Big news, this: Audi’s World Endurance Championship campaign will come to an end this year. In more basic terms, Audi’s dominating presence at Le Mans is over.
Since its entry into top flight sports car racing, Audi hasn’t finished outside of the Le Mans 24-hour podium. It has won 13 of the 18 twice-round-the-clock races it has competed in. It holds the claim of the first team to win with both diesel and hybrid cars, too, and has taken 106 wins and 94 fastest laps from its 185 races.
You’d forgive Audi for competing in endurance racing forever with a record like that, but an announcement by chairman Rupert Stadler has confirmed its focus is shifting to the all-electric Formula E series, turning its support of Team ABT Schaeffler Audi Sport into a full works effort.
“We’re going to contest the race for the future on electric power,” Stadler said. “As our production cars are becoming increasingly electric, our motorsport cars, as Audi’s technological spearheads, have to even more so.”
It chimes with new Audi Sport boss Stephen Winkelmann’s concerns about the attention spans of motorsport viewers.

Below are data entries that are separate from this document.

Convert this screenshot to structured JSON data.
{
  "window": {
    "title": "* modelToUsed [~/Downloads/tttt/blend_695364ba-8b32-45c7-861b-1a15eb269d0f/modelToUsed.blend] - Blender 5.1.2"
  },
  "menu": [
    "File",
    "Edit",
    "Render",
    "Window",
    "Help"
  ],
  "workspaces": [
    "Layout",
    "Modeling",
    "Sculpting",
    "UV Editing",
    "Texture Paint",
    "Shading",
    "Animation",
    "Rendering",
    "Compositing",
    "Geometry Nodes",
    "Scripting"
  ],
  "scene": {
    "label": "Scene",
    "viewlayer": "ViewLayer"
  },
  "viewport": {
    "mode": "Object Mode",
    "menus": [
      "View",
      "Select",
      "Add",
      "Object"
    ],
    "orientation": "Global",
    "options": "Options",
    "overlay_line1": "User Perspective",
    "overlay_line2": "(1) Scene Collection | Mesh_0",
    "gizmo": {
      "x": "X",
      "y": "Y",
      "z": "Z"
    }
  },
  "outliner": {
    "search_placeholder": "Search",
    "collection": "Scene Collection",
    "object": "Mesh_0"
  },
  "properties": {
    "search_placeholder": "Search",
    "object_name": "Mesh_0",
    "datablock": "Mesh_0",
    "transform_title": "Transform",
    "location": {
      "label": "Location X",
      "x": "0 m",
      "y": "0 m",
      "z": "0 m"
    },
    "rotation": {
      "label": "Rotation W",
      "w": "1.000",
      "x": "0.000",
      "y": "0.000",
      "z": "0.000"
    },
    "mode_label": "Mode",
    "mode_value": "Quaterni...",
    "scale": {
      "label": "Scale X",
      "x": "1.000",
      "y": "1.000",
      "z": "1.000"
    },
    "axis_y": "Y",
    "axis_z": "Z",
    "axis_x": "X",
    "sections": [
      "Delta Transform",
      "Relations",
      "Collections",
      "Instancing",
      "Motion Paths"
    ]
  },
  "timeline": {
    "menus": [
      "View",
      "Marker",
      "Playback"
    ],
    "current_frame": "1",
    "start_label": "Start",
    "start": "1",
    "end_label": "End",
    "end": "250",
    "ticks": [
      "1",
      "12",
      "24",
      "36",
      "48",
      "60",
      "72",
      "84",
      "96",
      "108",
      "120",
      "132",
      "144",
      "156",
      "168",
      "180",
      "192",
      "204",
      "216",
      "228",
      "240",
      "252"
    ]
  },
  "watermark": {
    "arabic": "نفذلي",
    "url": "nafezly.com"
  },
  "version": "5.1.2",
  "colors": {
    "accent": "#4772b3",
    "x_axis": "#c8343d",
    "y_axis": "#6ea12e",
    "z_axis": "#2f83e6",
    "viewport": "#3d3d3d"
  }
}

And with an urgency unfamiliar to announcements in the road car world, the switch is almost immediate. The current WEC season will be Audi’s last, its Formula E campaign beginning in 2017.
Audi’s involvement in the German touring car series – DTM – continues, and has teased further involvement in rallycross with electric power part of its entry.
“After 18 years in prototype racing that were exceptionally successful for Audi, it’s obviously extremely hard to leave,” Audi’s motorsport boss Dr. Wolfgang Ullrich said. “Audi Sport Team Joest shaped the WEC during this period like no other team. I would like to express my thanks to our squad, to Reinhold Joest and his team, to the drivers, partners and sponsors for this extremely successful cooperation. It’s been a great time!”
Reckon Audi’s made the right choice? Would you rather watch Formula E than endurance racing?